Junkman Jailed

Is outsider art a crime?


Alan Davis, 47, says he's a political prisoner. The Florida artist spent more than a decade refusing the Seminole County authorities' demands that he clean up his yard, which until November was cluttered with airplane and auto parts, wood and metal and fiberglass, fire extinguishers and household fixtures and barrels. Davis used the materials to make his art, which includes statues, assemblages, and conceptual pieces. Among the latter: an assortment of crappers titled Your Constitutional Rights Going Down the Toilet.

Then the sheriff's office expropriated it all to sell at auction, a jury found Davis guilty of felony littering, and Judge Gene Stephenson sentenced him to a year and a day in jail, telling him his actions have "torn at the moral fiber of the community, of the state." Many of Davis' neighbors testified against him at his trial, and some were active in trying to shut down his workshop before then. Jan Schmidt, who lived three doors from Davis, had launched a petition to force the man dubbed the Florida Junkman to clean up his yard, arguing that it was depressing property values and that it intimidated her.

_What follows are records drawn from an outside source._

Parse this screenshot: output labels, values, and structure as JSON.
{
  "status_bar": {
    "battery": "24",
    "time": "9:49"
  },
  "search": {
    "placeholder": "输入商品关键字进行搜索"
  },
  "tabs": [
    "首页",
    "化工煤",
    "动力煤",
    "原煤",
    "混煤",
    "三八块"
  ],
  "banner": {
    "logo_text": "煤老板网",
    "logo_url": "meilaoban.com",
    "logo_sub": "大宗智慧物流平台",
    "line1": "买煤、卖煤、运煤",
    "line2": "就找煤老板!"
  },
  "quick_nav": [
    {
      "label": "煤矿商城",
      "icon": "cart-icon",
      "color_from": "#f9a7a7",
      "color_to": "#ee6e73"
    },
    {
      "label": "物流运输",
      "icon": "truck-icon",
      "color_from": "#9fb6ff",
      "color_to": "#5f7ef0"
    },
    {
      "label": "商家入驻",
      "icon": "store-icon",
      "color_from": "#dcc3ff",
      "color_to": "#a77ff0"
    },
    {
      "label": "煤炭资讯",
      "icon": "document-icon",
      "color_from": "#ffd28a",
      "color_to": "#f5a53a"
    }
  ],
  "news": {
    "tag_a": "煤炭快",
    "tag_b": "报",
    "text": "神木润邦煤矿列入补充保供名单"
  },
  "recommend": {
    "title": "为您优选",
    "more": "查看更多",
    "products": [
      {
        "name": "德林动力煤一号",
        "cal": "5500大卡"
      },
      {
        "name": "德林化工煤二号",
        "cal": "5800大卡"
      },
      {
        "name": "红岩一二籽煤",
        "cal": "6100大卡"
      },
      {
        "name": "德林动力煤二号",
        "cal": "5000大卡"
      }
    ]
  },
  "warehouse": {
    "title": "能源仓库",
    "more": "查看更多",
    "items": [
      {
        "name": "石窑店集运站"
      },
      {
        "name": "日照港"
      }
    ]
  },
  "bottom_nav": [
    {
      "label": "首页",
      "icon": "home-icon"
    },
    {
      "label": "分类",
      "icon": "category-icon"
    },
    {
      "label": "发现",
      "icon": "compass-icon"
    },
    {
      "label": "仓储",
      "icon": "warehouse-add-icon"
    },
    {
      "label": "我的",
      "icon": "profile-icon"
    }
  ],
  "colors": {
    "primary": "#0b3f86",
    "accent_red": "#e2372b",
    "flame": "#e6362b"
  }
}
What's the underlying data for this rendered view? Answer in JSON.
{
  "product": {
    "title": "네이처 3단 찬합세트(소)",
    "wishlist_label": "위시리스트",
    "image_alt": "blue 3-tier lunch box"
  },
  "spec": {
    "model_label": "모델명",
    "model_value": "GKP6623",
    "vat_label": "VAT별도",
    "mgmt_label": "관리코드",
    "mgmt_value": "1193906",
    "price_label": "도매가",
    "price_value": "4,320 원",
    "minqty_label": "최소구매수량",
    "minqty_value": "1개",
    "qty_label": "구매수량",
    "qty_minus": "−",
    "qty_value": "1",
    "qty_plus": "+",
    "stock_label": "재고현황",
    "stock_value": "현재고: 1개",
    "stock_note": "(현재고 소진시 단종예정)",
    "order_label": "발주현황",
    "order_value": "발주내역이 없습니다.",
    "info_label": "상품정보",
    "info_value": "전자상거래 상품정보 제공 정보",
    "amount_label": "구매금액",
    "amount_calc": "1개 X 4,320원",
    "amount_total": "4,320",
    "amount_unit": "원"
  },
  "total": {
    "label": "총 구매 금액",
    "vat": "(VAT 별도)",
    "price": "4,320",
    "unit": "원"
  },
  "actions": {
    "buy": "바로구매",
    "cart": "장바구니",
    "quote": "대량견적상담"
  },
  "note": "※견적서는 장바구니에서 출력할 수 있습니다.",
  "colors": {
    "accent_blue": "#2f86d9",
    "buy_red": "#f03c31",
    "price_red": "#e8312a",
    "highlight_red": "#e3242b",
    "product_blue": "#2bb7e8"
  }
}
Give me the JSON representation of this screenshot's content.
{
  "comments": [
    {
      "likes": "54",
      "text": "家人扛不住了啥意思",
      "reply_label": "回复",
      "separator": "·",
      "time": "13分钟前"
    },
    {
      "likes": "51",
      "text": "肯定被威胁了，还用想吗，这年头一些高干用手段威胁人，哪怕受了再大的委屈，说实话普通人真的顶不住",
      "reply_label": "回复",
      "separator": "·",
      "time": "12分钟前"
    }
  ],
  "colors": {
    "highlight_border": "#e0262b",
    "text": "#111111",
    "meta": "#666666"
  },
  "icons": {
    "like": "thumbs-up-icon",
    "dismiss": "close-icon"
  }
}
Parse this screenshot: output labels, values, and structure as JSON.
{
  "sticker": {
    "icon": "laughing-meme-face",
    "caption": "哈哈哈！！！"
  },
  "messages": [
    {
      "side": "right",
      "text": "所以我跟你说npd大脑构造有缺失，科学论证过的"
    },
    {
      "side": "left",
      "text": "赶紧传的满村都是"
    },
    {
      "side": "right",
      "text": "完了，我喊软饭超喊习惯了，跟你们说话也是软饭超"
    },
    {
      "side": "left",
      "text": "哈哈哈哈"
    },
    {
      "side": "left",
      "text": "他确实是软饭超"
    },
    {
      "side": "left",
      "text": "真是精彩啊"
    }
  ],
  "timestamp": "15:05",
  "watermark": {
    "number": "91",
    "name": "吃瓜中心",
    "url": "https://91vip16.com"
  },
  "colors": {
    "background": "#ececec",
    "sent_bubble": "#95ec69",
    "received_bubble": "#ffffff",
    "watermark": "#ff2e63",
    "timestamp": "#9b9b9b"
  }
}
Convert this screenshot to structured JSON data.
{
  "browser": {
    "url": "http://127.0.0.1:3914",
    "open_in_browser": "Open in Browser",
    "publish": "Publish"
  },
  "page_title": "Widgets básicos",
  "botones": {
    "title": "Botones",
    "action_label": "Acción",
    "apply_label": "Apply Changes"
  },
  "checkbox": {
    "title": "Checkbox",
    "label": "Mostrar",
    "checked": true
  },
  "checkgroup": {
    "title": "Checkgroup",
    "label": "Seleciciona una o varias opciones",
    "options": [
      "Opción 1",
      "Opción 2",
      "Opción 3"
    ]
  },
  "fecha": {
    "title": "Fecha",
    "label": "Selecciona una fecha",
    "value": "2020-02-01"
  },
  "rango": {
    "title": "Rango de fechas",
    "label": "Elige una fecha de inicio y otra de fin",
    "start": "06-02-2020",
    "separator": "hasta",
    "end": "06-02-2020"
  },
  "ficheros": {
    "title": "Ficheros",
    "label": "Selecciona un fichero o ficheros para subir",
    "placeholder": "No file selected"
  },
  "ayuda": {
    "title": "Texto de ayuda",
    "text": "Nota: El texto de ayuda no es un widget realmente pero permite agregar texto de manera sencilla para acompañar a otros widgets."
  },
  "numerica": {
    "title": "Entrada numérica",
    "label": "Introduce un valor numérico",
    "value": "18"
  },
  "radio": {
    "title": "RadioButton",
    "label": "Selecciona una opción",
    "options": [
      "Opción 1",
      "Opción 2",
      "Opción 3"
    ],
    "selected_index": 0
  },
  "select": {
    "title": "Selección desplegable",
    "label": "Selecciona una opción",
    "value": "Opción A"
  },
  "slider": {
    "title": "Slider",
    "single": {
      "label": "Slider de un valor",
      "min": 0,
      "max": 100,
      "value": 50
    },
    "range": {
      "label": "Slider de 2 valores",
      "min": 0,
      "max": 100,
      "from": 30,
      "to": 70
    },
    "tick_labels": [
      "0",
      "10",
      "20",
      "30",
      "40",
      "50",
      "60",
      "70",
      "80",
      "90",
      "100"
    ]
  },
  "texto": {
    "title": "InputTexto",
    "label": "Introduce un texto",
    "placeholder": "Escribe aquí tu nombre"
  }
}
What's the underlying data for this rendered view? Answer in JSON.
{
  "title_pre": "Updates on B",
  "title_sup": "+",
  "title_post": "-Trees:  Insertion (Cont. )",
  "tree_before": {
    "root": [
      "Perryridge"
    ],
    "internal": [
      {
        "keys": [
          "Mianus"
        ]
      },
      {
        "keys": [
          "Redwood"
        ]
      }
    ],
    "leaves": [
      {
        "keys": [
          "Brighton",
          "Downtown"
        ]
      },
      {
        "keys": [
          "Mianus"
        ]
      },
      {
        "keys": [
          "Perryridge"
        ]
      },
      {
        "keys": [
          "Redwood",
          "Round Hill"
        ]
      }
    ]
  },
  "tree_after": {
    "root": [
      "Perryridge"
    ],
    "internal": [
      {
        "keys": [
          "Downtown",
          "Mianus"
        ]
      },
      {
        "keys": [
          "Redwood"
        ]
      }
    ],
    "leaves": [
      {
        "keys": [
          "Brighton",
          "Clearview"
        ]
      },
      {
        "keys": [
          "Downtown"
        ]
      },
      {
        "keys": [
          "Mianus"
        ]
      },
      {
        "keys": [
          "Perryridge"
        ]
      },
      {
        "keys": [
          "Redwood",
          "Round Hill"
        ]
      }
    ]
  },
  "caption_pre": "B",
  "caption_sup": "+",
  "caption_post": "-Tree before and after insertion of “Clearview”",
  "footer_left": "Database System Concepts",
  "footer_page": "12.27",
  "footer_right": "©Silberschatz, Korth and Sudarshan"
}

Since his imprisonment, Davis has vowed to sue the county employees who removed his property, accusing them of trespassing and theft.